▶ _Exercise details_: Return all lines of the data in which the string "Beveg" occurs.

▶ _Supplied material_:
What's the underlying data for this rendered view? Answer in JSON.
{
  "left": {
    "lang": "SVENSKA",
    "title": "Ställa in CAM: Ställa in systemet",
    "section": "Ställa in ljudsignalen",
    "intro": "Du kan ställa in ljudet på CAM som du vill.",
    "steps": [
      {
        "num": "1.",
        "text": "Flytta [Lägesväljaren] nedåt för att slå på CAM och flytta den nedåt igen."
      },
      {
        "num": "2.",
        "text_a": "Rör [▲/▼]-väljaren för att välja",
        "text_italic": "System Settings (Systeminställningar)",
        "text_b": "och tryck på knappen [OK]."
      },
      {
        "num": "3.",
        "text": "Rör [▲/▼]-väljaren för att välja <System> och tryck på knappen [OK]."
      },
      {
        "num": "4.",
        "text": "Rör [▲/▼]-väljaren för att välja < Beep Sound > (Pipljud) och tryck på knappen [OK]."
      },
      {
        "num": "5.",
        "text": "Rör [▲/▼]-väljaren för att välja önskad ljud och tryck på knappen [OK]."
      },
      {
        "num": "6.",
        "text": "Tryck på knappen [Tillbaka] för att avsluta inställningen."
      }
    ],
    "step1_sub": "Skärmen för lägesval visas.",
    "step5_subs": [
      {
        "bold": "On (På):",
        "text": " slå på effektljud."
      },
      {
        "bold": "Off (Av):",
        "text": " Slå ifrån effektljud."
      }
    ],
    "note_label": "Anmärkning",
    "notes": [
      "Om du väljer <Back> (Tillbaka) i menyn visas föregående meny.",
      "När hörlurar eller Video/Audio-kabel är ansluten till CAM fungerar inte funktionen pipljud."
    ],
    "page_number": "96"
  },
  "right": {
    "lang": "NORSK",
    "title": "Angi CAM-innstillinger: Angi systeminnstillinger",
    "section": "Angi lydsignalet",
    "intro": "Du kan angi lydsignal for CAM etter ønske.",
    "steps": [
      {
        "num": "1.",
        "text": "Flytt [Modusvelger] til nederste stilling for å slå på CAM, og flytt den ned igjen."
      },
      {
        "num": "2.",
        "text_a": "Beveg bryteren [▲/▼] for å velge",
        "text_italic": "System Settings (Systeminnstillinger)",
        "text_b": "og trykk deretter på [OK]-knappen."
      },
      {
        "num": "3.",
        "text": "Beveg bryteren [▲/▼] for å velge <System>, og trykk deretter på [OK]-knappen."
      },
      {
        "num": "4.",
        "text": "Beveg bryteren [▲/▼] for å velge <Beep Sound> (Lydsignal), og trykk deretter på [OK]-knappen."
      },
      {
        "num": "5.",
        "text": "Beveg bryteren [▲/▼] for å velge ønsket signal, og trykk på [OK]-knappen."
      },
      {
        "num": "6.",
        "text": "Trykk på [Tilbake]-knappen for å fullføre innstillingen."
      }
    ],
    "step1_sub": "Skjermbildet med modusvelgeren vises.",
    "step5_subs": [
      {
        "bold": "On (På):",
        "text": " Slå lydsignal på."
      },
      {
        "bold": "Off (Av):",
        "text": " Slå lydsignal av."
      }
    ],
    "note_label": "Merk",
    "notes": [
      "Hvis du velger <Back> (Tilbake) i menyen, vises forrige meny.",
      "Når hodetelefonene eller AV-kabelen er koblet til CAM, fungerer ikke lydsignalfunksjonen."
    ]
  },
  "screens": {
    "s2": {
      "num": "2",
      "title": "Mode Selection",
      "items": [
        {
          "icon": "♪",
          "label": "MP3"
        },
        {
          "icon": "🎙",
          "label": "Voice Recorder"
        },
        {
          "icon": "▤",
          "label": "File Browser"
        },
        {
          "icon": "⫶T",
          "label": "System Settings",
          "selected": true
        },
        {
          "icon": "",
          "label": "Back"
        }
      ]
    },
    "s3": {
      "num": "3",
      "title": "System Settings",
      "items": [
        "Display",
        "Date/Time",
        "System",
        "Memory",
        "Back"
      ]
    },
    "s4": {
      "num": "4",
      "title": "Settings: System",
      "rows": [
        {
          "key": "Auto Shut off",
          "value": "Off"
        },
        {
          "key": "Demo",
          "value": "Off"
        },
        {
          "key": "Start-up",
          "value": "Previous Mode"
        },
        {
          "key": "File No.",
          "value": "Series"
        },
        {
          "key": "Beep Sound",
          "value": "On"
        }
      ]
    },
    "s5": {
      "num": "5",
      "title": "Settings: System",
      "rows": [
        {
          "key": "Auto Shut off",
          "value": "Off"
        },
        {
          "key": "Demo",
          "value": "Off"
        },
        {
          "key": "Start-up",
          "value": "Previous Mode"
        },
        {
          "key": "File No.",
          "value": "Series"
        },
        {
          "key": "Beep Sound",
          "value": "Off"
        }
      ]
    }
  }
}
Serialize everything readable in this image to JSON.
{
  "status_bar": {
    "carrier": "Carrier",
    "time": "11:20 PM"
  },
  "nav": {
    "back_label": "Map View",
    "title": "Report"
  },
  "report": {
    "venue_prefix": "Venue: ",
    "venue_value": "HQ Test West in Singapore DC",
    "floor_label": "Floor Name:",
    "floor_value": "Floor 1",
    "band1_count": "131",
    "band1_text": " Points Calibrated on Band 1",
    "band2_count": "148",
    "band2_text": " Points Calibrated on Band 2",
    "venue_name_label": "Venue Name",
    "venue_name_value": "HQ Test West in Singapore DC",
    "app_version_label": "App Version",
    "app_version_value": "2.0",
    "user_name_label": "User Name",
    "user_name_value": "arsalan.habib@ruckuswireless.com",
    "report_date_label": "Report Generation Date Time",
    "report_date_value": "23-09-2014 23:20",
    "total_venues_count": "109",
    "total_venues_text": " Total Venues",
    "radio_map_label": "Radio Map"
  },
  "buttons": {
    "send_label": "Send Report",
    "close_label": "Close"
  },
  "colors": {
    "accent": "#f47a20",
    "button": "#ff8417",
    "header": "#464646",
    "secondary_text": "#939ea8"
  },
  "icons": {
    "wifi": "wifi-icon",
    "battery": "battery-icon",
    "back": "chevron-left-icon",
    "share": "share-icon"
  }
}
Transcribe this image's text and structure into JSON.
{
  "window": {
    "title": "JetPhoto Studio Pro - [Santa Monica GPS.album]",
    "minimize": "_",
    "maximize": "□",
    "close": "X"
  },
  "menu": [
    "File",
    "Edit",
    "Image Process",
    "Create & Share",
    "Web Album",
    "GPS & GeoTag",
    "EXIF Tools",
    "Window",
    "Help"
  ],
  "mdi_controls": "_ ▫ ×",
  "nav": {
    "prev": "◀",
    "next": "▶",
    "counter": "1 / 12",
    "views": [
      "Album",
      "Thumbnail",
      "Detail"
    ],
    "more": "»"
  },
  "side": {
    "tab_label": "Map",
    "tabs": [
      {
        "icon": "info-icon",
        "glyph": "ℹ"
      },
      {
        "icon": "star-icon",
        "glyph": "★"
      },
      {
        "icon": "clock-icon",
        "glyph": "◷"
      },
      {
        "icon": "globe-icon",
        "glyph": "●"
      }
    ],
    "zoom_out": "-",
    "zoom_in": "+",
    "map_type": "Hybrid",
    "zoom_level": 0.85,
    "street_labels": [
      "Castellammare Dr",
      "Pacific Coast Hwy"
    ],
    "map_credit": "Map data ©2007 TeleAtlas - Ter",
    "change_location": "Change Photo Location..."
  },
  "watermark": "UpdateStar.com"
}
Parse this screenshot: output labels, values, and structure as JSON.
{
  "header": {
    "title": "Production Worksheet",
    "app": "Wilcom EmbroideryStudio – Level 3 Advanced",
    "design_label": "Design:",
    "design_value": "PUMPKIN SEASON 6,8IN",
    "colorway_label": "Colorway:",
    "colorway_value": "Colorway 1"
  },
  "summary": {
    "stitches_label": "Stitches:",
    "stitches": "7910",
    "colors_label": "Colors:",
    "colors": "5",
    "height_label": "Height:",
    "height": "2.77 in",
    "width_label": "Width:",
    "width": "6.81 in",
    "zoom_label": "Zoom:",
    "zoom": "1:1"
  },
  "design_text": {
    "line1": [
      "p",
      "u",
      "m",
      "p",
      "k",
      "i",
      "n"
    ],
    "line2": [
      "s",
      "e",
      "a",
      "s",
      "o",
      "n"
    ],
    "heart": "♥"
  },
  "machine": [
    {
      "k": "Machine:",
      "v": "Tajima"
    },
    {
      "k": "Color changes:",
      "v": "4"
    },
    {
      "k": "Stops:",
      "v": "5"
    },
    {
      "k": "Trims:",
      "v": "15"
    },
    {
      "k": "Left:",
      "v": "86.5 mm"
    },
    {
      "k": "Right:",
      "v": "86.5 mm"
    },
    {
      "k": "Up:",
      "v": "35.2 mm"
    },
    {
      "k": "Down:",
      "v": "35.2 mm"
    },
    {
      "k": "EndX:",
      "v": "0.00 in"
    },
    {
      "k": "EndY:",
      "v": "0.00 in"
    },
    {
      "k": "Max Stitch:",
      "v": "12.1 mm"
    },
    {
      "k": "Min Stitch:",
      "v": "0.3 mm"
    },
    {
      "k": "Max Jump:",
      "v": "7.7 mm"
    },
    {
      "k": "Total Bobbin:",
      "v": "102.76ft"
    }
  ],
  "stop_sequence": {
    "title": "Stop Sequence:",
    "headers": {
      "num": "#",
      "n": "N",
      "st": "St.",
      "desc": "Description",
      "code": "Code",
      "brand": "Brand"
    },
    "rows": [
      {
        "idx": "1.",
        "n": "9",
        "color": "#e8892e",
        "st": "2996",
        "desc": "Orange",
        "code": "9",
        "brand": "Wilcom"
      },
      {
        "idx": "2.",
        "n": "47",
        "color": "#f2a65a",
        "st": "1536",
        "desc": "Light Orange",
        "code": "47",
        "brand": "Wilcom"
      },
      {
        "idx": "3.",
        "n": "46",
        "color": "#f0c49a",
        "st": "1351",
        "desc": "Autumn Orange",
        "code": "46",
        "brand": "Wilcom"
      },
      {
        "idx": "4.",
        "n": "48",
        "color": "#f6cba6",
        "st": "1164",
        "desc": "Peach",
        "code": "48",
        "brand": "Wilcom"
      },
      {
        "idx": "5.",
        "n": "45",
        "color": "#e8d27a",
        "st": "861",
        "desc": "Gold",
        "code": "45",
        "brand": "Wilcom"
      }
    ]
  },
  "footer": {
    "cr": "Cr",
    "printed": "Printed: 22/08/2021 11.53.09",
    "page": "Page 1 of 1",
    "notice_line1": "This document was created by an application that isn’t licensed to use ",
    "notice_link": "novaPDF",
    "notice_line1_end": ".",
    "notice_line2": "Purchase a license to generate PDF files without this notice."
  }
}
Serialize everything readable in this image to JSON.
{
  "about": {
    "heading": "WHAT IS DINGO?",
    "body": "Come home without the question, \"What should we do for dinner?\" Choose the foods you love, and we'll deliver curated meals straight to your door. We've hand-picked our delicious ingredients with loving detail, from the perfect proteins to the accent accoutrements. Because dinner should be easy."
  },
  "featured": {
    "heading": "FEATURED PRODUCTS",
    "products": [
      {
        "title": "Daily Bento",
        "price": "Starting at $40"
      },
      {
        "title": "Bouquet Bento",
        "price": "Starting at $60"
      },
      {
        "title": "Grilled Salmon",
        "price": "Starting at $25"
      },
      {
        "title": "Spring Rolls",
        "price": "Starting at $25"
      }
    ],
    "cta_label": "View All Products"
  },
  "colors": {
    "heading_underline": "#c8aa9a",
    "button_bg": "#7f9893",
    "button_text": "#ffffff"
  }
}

▶ _Response to the task_:
        "text_a": "Beveg bryteren [▲/▼] for å velge",
        "text": "Beveg bryteren [▲/▼] for å velge <System>, og trykk deretter på [OK]-knappen."
        "text": "Beveg bryteren [▲/▼] for å velge <Beep Sound> (Lydsignal), og trykk deretter på [OK]-knappen."
        "text": "Beveg bryteren [▲/▼] for å velge ønsket signal, og trykk på [OK]-knappen."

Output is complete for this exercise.